◆ Exercise materials:
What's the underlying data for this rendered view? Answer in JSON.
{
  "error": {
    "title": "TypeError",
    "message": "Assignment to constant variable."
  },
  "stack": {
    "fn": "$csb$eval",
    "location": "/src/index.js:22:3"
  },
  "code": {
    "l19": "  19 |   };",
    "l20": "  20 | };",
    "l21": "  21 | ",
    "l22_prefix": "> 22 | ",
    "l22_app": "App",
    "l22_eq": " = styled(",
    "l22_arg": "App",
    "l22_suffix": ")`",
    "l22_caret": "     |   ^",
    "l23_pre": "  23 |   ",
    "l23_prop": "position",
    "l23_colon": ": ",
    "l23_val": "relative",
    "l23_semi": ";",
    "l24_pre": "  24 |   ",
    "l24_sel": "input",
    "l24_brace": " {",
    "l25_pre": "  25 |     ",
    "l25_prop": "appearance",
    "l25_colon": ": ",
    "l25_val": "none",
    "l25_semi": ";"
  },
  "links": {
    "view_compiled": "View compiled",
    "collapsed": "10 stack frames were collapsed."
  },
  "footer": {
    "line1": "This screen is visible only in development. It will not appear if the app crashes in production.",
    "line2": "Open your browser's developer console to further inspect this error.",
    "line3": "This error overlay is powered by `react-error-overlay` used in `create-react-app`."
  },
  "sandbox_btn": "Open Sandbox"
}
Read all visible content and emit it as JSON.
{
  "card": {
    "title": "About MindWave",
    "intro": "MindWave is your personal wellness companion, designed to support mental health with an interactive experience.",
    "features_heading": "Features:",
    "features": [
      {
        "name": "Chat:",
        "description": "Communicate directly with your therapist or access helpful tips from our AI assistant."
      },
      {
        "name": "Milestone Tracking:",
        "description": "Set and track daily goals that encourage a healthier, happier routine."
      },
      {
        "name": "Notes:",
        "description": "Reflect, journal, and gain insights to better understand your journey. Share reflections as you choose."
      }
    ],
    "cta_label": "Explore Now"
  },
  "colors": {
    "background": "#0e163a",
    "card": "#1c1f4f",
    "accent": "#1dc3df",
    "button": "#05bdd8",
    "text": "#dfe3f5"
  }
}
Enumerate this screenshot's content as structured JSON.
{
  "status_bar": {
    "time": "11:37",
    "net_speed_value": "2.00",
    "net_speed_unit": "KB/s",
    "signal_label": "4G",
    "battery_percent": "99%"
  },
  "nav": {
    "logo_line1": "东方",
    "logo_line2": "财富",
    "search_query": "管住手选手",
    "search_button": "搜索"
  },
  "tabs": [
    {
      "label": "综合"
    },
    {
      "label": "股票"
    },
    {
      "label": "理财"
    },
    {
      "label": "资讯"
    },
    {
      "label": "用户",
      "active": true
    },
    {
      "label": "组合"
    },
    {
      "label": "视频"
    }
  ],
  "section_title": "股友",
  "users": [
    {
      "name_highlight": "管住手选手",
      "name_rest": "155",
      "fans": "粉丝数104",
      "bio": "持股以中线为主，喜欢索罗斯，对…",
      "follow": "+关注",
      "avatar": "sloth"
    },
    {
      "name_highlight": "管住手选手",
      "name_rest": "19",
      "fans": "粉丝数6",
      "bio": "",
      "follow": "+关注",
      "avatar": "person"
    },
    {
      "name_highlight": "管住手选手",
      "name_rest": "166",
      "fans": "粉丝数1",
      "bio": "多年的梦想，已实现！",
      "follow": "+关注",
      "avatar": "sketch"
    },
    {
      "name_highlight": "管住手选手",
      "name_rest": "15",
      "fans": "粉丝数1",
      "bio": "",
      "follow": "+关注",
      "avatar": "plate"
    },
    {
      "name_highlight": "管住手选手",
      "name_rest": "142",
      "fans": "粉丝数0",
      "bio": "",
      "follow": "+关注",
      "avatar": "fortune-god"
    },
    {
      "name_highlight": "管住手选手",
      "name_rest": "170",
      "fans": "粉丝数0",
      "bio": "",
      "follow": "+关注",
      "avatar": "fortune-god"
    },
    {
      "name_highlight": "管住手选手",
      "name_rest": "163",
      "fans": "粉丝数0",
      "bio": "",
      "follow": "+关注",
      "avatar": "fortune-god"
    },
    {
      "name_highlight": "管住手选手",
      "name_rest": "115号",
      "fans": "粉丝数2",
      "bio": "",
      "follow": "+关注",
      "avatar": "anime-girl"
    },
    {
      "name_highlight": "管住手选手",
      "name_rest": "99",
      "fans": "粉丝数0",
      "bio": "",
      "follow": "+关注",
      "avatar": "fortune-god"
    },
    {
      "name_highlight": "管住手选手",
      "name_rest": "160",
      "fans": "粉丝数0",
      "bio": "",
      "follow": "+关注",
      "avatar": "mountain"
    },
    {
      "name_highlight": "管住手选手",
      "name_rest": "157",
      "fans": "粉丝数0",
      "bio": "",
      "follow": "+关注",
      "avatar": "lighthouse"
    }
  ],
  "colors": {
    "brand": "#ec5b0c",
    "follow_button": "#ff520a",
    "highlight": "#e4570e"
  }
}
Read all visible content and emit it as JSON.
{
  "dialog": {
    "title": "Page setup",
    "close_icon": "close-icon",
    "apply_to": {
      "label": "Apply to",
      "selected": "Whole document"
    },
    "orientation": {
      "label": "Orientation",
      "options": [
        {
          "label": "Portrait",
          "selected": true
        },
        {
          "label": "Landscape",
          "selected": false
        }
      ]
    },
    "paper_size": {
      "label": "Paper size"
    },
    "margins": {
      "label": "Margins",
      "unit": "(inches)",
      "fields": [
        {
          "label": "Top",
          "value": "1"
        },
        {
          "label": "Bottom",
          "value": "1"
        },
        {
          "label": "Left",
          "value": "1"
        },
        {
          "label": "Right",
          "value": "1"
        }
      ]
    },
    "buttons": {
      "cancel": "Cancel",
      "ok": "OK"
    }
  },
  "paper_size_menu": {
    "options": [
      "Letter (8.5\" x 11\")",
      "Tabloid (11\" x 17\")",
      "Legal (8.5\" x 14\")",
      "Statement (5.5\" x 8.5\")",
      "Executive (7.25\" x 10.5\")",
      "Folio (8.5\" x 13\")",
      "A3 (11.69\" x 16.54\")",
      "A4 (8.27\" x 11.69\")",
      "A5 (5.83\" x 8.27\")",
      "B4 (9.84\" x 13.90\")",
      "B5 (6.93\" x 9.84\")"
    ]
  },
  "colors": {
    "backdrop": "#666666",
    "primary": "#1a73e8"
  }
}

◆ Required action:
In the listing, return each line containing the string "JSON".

◆ Written answer:
What's the underlying data for this rendered view? Answer in JSON.
Read all visible content and emit it as JSON.
Enumerate this screenshot's content as structured JSON.
Read all visible content and emit it as JSON.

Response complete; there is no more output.